|birth date||July 09, 1962 (60 years old)|
|Born in||New York City, New York, United States|
|Marital status||divorced from Nadine Caridi (since 1991-2005)|
|Profession||Author, motivational speaker, stock trader, entrepreneur|
|Children||2 (Carter, Chandler)|
How Much Debt Does Jordan Belfort Have?
Jordan Belfort is the real “Wolf of Wall Street,” played by none other than Leonardo DiCaprio in the film of the same name . While it would be a great honor for most people to be played by Leo in a film, it is a dubious honor. Because Jordan Belfort, who has already appeared as an author, stock trader, entrepreneur and motivational speaker, is heavily in debt. Currently, his assets and his mountain of debt are 100 million euros, even though the entrepreneur was once a rich man. However, the American had not earned his fortune in the millions with honest means. Rather, he was involved in money laundering and securities fraud, for which he was sentenced to prison in 1998.
The more than 1,500 clients the entrepreneur defrauded are now entitled to around $110 million of the $200 million that was embezzled. So far, Jordan Belfort has only been able to repay $11.6 million, leaving him €100 million in debt. The sum already repaid came mainly from the sale of various properties that Belfort had been able to buy during his Wall Street days. It is therefore rather uncertain whether he will ever be able to repay the remaining 100 million euros.
The exciting life of the real Wolf of Wall Street
Jordan Belfort was born the son of an accountant in the Big Apple. He grew up in a more middle-class background and studied at the American University. He dropped out of his dental training, which Jordan was originally supposed to do at the Baltimore College of Dental Surgery, on day one. He had heard that there was hardly any money to be made as a dentist and that was exactly what Jordan Belfort was looking for during his college days. After initially eking out a living selling seafood and meat, he went on Wall Street in 1987. There he worked for the company LF Rothschild as a stockbroker. However, on Black Monday, LF Rothschild was forced to close unexpectedly, leaving Belfort suddenly unemployed and having to start all over again.

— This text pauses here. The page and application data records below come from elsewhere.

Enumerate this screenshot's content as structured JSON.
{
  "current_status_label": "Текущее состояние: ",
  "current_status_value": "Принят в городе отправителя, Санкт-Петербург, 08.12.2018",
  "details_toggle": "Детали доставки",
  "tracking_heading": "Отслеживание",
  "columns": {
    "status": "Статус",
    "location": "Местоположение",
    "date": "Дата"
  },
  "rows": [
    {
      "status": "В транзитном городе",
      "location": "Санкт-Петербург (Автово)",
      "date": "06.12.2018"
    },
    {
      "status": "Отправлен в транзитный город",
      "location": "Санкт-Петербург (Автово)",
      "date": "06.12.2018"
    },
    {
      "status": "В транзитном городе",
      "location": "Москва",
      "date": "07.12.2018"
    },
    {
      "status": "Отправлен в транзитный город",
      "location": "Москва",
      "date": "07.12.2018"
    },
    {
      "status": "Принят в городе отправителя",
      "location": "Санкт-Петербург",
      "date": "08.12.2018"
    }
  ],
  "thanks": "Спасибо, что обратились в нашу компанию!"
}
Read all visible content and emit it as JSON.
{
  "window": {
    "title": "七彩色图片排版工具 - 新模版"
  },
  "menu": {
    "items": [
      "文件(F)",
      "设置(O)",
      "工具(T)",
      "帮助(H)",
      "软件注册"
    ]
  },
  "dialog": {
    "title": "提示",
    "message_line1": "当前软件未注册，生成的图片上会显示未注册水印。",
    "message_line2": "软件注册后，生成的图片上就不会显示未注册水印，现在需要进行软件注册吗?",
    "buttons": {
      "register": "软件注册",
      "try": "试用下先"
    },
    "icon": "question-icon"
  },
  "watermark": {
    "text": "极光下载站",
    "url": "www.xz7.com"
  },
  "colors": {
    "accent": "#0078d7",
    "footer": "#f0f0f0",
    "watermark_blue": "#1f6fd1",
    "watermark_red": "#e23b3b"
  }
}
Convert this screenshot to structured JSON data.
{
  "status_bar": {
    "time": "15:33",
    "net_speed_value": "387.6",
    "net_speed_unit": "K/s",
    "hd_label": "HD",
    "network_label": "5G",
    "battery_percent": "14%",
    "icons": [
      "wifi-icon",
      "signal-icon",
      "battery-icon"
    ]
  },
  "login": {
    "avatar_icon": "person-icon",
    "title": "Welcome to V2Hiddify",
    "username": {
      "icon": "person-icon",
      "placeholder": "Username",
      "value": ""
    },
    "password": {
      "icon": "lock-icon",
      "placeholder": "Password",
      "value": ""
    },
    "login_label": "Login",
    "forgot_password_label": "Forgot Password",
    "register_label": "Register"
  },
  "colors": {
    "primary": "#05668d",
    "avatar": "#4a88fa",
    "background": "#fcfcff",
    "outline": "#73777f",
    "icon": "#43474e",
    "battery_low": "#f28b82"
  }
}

However, he bounced back quickly and began selling penny stocks in Long Island, which he did very well. Buoyed by his success, the former millionaire turned debtor founded a brokerage firm called Stratton Oakmont with his friend . During the 1980s and 1990s, Belfort’s firm grew into one of the largest brokerage companies in the entire United States. The company now employs more than 1,000 people. More than 35 corporations went public with the help of Stratton Oakmont and the broker was able to manage billions in investments. Jordan Belfort had already achieved multi-millionaire status at the age of just 26. However, the New Yorker couldn’t deal with it very well and from then on was known above all for his drug abuse and excessive lifestyle.
Punishment, debt, new fortune or is the bankruptcy vulture gnawing?
But his streak of success only lasted until 1998, when his company was shut down by the Securities and Exchange Commission. Jordan Belfort had failed as a cheater. Money laundering and securities fraud totaling $200 million landed him in prison for four years. The fact that he did not have to serve a longer sentence was partly due to the fact that Jordan Belfort cooperated with the FBI, leading to a mitigation of his original sentence. After only 22 months in prison, the ex-millionaire, who was now heavily in debt, was released. A meeting with Tommy Chong then led to Belfort deciding to write a book about his life so far. This book is also the basis of the Hollywood blockbuster The Wolf of Wall Street, directed by Martin Scorsese and starring Leonardo DiCaprio as Jordan Belfort. Belfort now lives in Manhattan Beach, California. He was at least partially able to gain a foothold again and is now relatively successful as a motivational speaker and entrepreneur. In the last few years, there have been allegations that Belfort, who is now earning quite well again, paid far too little of his current income back to the more than 1,500 victims. However, the entrepreneur clearly denied this accusation.